- _Work instructions_: Each line of the records that holds "JSON" should be shown in full.

- _Records from a dataset_:

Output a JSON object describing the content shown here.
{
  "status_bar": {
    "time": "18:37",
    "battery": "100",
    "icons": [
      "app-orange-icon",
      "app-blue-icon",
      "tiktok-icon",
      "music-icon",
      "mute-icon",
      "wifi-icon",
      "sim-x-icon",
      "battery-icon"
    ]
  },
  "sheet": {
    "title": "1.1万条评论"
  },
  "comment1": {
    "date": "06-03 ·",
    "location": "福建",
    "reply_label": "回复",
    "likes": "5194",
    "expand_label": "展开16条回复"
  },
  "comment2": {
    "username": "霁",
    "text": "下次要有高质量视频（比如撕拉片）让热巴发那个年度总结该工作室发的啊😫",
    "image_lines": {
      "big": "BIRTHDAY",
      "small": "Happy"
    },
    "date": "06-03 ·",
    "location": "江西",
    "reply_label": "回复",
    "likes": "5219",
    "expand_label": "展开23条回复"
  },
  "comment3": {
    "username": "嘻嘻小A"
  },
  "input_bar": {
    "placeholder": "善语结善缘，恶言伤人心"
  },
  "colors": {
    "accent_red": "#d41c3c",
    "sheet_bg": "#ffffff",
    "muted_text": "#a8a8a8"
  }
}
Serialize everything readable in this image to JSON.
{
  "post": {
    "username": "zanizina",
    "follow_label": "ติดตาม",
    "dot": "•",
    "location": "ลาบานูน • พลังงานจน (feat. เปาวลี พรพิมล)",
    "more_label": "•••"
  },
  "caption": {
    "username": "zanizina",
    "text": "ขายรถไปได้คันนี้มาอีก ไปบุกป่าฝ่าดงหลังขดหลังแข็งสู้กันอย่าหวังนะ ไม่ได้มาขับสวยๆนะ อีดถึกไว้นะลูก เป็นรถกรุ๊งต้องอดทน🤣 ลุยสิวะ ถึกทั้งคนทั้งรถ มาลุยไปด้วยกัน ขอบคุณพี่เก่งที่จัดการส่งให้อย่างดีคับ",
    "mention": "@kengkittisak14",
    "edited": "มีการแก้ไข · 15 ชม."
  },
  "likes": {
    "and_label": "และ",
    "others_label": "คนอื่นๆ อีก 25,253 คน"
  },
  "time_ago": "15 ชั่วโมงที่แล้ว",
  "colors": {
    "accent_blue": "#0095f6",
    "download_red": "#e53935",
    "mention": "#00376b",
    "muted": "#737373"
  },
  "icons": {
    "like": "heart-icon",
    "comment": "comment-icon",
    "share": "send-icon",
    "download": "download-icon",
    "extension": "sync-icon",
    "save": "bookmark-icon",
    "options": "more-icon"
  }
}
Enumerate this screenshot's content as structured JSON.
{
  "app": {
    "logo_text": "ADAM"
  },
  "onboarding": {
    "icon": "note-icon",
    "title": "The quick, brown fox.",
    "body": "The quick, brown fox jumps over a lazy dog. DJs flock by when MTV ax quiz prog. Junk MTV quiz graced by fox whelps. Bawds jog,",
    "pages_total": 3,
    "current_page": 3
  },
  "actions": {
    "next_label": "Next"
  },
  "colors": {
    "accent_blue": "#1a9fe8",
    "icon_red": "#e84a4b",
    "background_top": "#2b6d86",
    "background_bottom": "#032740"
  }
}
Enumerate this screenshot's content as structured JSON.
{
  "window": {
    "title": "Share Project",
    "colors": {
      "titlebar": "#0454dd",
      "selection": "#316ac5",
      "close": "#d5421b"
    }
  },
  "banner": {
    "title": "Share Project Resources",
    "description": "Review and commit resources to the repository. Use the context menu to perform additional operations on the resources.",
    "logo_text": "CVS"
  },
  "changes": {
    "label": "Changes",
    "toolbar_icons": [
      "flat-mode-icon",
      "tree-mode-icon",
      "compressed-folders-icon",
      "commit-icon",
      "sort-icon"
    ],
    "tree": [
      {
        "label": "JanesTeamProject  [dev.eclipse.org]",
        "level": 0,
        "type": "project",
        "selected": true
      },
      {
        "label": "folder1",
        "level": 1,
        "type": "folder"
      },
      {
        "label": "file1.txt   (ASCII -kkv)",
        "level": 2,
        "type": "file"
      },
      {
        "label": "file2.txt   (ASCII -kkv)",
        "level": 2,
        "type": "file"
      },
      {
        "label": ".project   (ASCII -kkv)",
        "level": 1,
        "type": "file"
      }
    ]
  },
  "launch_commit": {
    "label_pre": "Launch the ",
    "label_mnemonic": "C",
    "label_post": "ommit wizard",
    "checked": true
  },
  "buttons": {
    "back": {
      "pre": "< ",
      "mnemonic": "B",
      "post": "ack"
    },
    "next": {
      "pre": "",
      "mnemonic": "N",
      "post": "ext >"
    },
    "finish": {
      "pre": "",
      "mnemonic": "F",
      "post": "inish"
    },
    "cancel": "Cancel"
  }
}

- _Your solution_:
Output a JSON object describing the content shown here.
Serialize everything readable in this image to JSON.
Enumerate this screenshot's content as structured JSON.
Enumerate this screenshot's content as structured JSON.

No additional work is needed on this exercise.